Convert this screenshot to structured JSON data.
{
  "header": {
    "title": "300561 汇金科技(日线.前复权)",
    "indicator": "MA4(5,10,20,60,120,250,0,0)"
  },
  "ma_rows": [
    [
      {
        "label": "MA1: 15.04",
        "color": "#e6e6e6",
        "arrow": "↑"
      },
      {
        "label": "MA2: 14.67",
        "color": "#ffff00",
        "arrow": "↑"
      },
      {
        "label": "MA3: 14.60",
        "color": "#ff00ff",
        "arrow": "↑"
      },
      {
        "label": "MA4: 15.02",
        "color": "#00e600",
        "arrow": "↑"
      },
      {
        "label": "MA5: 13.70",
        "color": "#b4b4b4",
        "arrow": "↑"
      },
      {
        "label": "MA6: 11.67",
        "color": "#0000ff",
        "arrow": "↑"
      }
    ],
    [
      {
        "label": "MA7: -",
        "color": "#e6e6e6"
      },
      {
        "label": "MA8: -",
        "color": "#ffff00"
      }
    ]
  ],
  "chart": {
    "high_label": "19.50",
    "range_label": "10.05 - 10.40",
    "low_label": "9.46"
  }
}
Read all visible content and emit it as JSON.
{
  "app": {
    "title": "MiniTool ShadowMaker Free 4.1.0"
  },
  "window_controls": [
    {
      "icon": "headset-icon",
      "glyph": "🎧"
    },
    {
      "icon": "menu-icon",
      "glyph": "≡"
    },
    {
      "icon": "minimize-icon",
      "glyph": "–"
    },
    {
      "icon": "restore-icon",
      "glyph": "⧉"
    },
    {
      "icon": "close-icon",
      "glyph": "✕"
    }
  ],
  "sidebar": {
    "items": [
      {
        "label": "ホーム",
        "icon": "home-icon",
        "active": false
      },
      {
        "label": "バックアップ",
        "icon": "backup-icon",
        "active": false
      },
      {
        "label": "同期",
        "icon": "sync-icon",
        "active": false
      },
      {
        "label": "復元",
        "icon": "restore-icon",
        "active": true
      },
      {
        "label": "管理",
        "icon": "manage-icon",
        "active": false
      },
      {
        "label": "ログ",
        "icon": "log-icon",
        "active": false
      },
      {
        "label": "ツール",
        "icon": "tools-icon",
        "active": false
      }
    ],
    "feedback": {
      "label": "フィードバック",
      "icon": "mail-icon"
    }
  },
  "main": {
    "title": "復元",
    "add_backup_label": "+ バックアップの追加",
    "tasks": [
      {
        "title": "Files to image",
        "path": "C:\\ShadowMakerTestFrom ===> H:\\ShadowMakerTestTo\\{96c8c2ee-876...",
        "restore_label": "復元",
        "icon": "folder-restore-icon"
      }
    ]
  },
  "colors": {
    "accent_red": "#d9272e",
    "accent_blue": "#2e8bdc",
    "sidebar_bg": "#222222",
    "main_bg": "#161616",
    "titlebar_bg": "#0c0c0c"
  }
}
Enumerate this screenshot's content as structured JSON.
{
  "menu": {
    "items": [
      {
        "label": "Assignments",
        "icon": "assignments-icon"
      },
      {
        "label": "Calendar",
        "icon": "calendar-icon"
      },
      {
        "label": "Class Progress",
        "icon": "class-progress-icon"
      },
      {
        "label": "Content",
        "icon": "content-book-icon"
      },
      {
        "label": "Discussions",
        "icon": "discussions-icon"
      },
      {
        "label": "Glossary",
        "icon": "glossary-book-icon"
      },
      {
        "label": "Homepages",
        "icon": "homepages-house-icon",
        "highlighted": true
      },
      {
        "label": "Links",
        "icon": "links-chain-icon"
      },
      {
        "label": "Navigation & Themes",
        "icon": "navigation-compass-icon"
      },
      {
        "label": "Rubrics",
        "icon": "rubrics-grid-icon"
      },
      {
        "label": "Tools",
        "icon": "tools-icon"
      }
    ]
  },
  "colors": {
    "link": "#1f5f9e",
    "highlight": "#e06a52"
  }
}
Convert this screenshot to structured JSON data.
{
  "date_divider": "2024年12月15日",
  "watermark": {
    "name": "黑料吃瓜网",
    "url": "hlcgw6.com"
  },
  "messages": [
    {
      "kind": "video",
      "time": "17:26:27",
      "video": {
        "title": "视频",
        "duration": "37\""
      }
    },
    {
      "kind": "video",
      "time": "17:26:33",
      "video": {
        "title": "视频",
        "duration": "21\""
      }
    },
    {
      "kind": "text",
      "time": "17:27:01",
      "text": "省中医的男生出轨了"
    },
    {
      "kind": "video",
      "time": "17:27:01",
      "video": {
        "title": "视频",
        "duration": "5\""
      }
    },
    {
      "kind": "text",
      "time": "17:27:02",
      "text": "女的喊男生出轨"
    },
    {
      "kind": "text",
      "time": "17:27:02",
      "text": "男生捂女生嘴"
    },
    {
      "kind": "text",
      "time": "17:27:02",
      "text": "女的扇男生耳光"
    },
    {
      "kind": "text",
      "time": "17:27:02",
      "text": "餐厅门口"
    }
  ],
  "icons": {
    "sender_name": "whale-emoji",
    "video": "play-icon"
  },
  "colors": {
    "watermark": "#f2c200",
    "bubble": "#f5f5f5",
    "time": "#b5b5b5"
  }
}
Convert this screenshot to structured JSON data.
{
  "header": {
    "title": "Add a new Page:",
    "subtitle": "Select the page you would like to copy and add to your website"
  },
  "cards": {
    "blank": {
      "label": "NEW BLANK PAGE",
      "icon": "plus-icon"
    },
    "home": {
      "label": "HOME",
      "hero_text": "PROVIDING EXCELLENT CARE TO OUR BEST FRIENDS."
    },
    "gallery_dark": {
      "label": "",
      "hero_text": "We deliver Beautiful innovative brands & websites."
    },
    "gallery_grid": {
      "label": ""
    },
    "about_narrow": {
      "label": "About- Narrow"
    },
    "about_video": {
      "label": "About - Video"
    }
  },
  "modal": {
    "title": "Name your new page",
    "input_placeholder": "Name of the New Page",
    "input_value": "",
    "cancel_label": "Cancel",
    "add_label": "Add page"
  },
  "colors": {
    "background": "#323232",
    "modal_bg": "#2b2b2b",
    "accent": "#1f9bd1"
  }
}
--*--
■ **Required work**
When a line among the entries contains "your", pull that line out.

■ **Written solution**
    "subtitle": "Select the page you would like to copy and add to your website"
    "title": "Name your new page",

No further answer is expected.